For those of you who are too lazy or motivated, tufts of your choice are available for sale: you get 100 tufts for GBP 5, USD 8 or EUR 6 +PP.

Sunday, 13 November 2011

Myth Busted - Citadel colour mixing

For months now colour mixing charts are circulating on the web about a great chunk of the current Citadel range being possible to be replicated by simply mixing Skull White, Chaos Black, Blood Red, Enchanted Blue and Sunburst Yellow in the right proportions.
The story surfaced first at Nesbet Miniatures Blog and months later on the excellent Path of the Outcast Blog that I'm following. After sharing my concerns; Cannonfodder, the blog owner started a poll, asking the public what they think. 54% voted that they didn't try it but they thought it would work.
Actually it doesn't.
When I first read the original post at Nesbet's blog I shared the enthusiasm with all the rest, but after a little while things started to distub me a little.

A little on colours

For three years or so I was an active (and now honorary) member of Europa Barbarorum a project that some of you may know. It is a hardcore total realism mod for Rome (and later Medieval) Total War. Apart from skinning a few dozens of units in the mod, I was making some research into dyes and pigments, and how they work. (It was important to know what colours could be produced in the timeframe, and what was cheap or expensive.)
A colour has three major attributes: hue, saturation and lightness. It is possible to produce any colour by mixing rays of light in different colour, basically any hue can be recreated this way. What works with light doesn't work with pigments though. Pigments are of different opacity and will not produce all the hues you want. Of course I mean the pigments we modellers use; the cyan-magenta-yellow system for offset printing is an entirely different matter, and even there colours are not mixed, only dots (I know it is a bit more complex then this).
The other important thing is saturation. It is the measure how vivid the colour is. Pastel colours have more gray in them so they are of lower saturation.
The third thing to be taken into consideration is that pigments have personality... some hues you just cannot produce by mixing them. The best example is purple. In the antiquity a few grams of purple dye could feed a family for decades. Don't you think it was easier to mix or overdye madder and woad or indigo? It just did not work. Only purple dye did the job.
The charts don't, or very little address these points and this is the reason why they fail miserably.

The proof

No research is complete without experiment though, and it was relative easy - as all my readers know - I keep my citadel paints in dropper bottles. This time apart from cropping I did not use any Photoshop goodies and let the image much bigger then usual.
The results speak for themselves:

As ever, I don't pretend to have a monopoly for the truth, so if you thik that the colours are good enough proxies, or I did something wrong and you had different results, please do not hesitate to comment!
But from my part: Mith Busted.

Sunday, 6 November 2011

Dreadnought canopy in 1:16 scale
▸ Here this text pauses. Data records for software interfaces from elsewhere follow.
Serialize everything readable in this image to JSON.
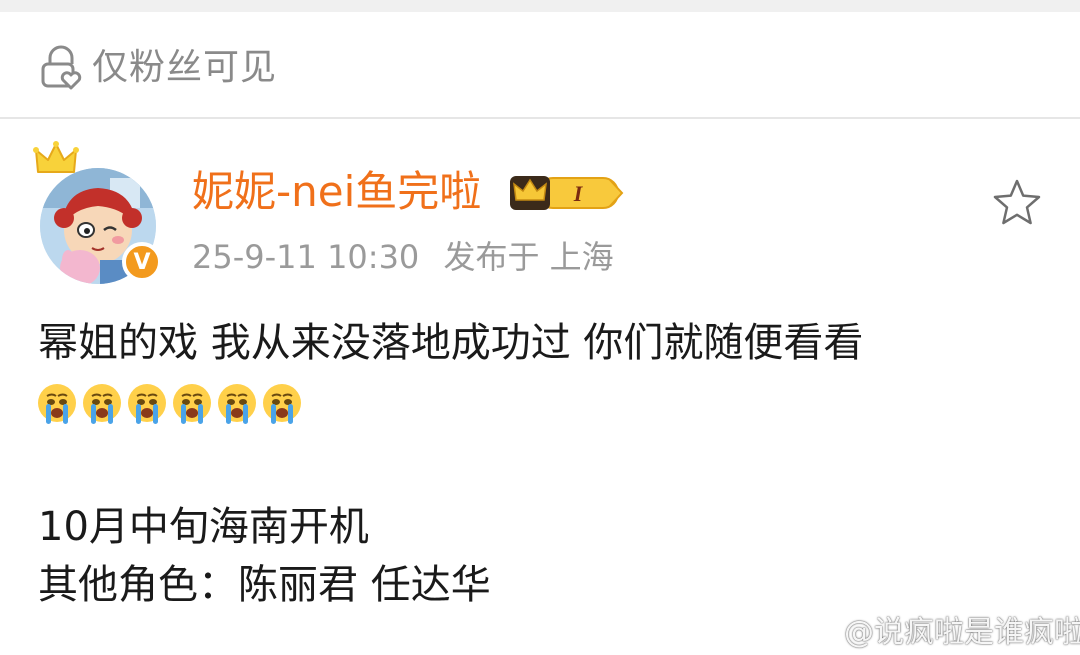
{
  "visibility": {
    "icon": "lock-heart-icon",
    "label": "仅粉丝可见"
  },
  "author": {
    "name": "妮妮-nei鱼完啦",
    "avatar": "cartoon-girl-avatar",
    "verified_badge": "V",
    "vip_badge_text": "I",
    "timestamp": "25-9-11 10:30",
    "posted_from": "发布于 上海"
  },
  "actions": {
    "favorite_icon": "star-outline-icon"
  },
  "post": {
    "line1": "幂姐的戏 我从来没落地成功过 你们就随便看看",
    "emoji": [
      "crying-face",
      "crying-face",
      "crying-face",
      "crying-face",
      "crying-face",
      "crying-face"
    ],
    "line2": "10月中旬海南开机",
    "line3": "其他角色：陈丽君 任达华"
  },
  "watermark": {
    "text": "@说疯啦是谁疯啦",
    "icon": "weibo-logo-icon"
  },
  "colors": {
    "username": "#f0701a",
    "secondary_text": "#9a9a9a",
    "body_text": "#1a1a1a",
    "verified": "#f39a1e"
  }
}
Hi, this is a project I've been working on for a while now. basically I took an unused dreadnought box and replicated the little guy with all dimensions 3 times as big. I used mostly plasticard and spare pats from my scratchbuild boxes (friends and family are always on the watch for interesting pieces of plastic). No GW parts this time.

The scale is approximately 1:16; if we believe that 40K is roughly 1:48.
Anyway here is a wood elf wardancer for size comparison. Perhaps a marine would serve better, but this was the first mini that came my way.
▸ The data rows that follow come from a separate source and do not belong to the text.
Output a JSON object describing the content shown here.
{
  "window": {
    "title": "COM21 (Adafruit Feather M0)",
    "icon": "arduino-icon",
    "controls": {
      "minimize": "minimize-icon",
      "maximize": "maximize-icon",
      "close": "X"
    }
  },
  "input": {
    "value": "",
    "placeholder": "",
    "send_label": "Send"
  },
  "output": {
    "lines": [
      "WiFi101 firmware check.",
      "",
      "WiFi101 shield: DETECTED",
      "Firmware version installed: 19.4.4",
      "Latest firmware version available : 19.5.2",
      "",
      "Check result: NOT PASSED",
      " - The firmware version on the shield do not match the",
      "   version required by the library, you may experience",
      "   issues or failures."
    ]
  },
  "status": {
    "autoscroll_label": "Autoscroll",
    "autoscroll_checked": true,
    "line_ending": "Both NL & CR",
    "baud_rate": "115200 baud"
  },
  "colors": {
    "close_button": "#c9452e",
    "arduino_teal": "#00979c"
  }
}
The kit also contains a few resin parts where I felt that it was needed for uniformity's sake.

I tried to replicate every small detail, even in places not examined very often.

 I'm quite proud of the back part
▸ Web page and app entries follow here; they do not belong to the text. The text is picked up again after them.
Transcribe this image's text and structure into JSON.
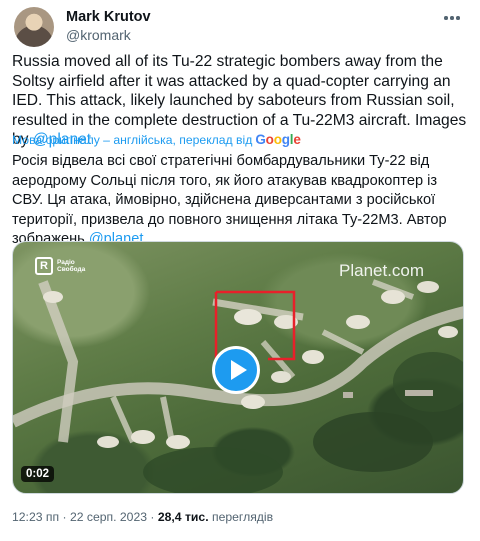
{
  "author": {
    "name": "Mark Krutov",
    "handle": "@kromark"
  },
  "tweet": {
    "text_main": "Russia moved all of its Tu-22 strategic bombers away from the Soltsy airfield after it was attacked by a quad-copter carrying an IED. This attack, likely launched by saboteurs from Russian soil, resulted in the complete destruction of a Tu-22M3 aircraft. Images by ",
    "mention": "@planet"
  },
  "translation": {
    "label": "Мова оригіналу – англійська, переклад від",
    "provider": "Google",
    "text_main": "Росія відвела всі свої стратегічні бомбардувальники Ту-22 від аеродрому Сольці після того, як його атакував квадрокоптер із СВУ. Ця атака, ймовірно, здійснена диверсантами з російської території, призвела до повного знищення літака Ту-22М3. Автор зображень ",
    "mention": "@planet"
  },
  "media": {
    "logo_name": "Радіо Свобода",
    "logo_mark": "R",
    "watermark": "Planet.com",
    "duration": "0:02",
    "highlight_color": "#e8202a"
  },
  "meta": {
    "time": "12:23 пп",
    "separator": " · ",
    "date": "22 серп. 2023",
    "separator2": " · ",
    "views_count": "28,4 тис.",
    "views_label": " переглядів"
  },
  "icons": {
    "more": "more-dots-icon",
    "play": "play-icon"
  }
}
Right now the project is stopped because I have to finish a few minis for a local mini exchange raffle and my local Golden Gobbo entry.
After these I will continue with the legs.
At this moment I havent decided on the armament or even the chapter the dred belongs. I don't even know what I'll do with it once it is finished... I'm not the type to put things I do on doisplay back home... Many of my friends still consider me a sane person, and I like to preserve this... :-)  I may not even keep it.
Stay tuned!